What you have to do: Go through the entries below. Copy out every line that contains "icon".

Data records for software interfaces
::::::
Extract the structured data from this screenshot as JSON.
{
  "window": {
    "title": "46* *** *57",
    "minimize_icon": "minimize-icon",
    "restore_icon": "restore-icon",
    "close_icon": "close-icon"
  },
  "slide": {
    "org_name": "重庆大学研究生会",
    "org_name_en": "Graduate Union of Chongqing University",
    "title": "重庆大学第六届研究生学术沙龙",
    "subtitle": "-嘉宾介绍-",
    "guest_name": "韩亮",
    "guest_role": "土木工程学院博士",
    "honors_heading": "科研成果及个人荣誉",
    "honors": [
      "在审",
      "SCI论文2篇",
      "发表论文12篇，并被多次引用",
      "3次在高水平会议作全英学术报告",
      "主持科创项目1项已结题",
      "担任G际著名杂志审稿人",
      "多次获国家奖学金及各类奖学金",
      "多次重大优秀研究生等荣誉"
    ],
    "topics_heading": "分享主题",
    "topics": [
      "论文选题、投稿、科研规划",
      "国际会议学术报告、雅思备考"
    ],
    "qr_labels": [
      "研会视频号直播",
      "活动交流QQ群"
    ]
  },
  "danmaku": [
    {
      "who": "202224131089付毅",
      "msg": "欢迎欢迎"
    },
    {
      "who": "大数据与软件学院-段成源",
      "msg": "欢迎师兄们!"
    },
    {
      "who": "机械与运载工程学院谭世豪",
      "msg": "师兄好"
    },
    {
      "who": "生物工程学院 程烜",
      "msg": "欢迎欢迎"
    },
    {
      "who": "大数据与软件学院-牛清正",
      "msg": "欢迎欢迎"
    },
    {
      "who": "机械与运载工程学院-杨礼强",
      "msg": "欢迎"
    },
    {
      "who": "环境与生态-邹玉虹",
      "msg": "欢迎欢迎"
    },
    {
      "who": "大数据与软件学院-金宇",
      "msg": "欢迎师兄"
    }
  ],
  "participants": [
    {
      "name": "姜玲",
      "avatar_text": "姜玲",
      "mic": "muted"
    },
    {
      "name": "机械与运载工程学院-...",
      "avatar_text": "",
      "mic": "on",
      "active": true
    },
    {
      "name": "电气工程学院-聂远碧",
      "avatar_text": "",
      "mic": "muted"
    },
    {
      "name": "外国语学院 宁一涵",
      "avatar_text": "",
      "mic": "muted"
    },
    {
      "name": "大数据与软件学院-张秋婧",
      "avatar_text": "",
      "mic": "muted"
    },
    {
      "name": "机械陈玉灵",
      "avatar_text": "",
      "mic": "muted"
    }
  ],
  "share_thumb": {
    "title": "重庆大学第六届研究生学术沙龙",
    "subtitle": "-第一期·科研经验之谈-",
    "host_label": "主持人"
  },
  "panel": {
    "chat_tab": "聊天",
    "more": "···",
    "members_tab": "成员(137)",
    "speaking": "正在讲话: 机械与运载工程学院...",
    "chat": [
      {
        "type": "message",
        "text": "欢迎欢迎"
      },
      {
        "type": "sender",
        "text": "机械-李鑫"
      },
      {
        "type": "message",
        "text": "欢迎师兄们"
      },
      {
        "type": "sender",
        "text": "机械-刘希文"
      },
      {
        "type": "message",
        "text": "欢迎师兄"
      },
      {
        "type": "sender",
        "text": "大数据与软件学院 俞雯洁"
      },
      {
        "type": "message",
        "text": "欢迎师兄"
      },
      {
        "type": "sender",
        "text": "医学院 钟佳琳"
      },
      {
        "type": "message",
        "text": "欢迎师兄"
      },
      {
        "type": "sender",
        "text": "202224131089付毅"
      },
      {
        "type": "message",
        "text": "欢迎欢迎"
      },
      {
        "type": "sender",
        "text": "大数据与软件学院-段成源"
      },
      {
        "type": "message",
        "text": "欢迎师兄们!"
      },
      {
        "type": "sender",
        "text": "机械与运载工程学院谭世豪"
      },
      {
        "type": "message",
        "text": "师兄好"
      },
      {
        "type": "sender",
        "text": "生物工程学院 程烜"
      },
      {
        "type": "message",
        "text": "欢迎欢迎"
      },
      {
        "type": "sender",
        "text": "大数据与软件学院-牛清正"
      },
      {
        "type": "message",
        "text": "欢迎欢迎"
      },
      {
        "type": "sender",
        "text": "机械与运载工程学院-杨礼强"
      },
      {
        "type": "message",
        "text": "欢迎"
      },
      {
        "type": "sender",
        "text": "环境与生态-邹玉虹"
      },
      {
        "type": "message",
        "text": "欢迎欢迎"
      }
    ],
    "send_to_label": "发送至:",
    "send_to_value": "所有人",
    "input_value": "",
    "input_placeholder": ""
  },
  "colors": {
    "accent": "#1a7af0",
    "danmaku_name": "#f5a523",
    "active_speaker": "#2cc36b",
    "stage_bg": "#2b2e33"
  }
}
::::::
Answer:
    "minimize_icon": "minimize-icon",
    "restore_icon": "restore-icon",
    "close_icon": "close-icon"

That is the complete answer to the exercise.